So much of sports’ appeal is about the sense of tradition and continuity. And Papa’s firing chips away at that sense. The younger Davis in recent years has already bid good-bye to several of his father’s confidants, including former senior PR executive John Herrera and former Raiders CEO Amy Trask.
Other Davis maneuvers reveal a pattern of decisions that appear to be driven more by hubris and petulance than steady decision-making.
He fired Raiders public relations executive Zak Gilbert in 2013 because Davis reportedly took umbrage to a Sports Illustrated article that portrayed his father as being out of touch in the final years of his life. Also, Marcus Thompson reported last season in The Athletic that Davis sometimes vented his anger at then-head coach Jack Del Rio on the team plane after losses. After finishing 6-10 last season, Davis fired Del Rio, even though he was the only coach to lead the Raiders to the playoffs during the Davis-McKenzie era.
And now Davis has fired Papa for indirectly criticizing him and various decisions he’s made while managing the Raiders. All too often with Davis, loyalty is a one-way street.
Papa is regarded as one of the NFL’s best announcers. He also does a great job calling basketball and baseball games. He’ll land on his feet with a new play-by-play job in no time. Personally, I hope he ends up back with the A’s, for whom he was the television voice from 1991 to 2003.
But after 21 seasons of excellent work as the voice of the Oakland Raiders, Papa deserved better than what he ultimately got from Mark Davis.

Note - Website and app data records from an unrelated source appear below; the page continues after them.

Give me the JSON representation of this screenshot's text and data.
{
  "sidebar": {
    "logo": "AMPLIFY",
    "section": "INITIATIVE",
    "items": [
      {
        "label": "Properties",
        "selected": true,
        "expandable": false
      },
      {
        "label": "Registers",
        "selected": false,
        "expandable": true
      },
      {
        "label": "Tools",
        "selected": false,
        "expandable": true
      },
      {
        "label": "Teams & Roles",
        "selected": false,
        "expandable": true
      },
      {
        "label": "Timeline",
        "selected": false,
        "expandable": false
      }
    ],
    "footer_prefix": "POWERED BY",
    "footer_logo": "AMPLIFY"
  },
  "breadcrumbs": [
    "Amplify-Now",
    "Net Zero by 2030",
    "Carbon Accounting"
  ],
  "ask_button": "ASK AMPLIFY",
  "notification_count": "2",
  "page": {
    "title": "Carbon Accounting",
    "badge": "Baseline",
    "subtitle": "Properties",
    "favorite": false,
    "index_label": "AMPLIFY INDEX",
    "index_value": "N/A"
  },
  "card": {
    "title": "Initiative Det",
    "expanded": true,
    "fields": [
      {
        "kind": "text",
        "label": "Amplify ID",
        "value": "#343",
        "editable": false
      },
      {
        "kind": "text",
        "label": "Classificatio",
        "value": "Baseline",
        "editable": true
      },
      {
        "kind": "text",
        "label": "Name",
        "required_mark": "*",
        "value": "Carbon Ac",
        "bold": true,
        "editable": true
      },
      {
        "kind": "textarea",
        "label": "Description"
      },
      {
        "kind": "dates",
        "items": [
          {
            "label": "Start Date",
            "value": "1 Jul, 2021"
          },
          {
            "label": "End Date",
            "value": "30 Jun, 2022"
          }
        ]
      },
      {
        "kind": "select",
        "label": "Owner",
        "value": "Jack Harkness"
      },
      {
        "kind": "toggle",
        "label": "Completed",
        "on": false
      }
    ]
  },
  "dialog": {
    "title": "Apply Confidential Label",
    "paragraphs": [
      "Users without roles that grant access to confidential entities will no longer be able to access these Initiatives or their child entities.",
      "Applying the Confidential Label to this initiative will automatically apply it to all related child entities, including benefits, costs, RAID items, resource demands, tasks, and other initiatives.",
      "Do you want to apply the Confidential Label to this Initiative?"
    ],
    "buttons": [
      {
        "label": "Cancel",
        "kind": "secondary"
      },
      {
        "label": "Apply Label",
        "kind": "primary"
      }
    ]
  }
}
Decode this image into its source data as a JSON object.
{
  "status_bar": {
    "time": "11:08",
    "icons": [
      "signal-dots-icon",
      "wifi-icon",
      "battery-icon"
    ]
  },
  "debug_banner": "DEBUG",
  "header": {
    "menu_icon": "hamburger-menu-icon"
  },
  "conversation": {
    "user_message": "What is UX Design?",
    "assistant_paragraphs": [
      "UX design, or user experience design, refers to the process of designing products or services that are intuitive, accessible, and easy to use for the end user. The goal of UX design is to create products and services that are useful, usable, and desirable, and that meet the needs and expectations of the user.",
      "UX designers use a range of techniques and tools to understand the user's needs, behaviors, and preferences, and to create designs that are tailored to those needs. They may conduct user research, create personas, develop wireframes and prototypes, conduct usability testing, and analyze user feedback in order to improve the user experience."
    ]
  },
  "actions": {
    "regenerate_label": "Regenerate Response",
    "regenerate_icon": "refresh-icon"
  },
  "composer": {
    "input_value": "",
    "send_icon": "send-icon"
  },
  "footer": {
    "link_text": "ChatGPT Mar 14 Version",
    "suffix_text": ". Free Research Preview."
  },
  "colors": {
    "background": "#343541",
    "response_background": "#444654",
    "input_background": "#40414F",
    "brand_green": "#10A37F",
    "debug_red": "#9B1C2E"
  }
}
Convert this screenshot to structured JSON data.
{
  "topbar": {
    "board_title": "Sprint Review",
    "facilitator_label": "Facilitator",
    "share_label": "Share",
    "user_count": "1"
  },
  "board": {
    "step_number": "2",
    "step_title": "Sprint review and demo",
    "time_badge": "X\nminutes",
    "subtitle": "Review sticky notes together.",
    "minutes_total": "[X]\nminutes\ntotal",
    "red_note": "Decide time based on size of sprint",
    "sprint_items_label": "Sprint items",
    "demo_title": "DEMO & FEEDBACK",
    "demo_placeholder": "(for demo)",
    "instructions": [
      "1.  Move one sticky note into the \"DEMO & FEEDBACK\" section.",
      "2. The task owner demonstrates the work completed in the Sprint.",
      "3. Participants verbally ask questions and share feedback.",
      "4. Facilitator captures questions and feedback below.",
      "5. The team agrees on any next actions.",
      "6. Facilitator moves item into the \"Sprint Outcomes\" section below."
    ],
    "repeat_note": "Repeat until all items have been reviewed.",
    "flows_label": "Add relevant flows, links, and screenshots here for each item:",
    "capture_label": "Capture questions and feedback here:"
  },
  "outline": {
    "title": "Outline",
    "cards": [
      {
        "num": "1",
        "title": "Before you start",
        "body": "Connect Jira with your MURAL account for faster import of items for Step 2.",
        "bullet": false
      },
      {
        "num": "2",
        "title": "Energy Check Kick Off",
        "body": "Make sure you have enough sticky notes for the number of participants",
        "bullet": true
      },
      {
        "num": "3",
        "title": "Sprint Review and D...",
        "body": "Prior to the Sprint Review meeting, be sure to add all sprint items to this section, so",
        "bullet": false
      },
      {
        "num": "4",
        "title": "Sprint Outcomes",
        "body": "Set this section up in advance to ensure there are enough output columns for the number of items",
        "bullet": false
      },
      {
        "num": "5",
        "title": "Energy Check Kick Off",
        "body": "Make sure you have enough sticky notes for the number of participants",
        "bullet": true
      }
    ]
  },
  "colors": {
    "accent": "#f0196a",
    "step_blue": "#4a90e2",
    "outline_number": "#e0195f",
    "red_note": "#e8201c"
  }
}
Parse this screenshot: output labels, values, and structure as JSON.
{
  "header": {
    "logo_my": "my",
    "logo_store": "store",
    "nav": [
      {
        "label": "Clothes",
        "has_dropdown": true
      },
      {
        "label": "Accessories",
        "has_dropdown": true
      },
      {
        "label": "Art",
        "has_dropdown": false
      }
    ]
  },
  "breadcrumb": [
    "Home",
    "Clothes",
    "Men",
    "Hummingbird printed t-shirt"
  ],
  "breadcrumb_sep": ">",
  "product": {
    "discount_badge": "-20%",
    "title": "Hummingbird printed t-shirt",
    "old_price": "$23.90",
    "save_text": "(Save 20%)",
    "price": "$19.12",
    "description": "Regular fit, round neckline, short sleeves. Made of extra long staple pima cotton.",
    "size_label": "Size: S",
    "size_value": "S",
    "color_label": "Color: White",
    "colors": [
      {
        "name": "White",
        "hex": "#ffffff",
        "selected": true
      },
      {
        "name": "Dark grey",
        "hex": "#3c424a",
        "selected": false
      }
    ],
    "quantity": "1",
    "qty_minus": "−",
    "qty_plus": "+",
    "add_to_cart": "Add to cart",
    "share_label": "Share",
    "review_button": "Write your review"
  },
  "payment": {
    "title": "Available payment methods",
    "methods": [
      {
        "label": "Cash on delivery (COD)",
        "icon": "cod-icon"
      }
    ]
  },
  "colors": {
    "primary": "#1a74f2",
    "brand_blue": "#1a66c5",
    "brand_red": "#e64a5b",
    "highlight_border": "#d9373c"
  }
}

A lot of people in Oakland can relate. Just ask Khalil Mack.
Chris De Benedetti writes a regular sports column for the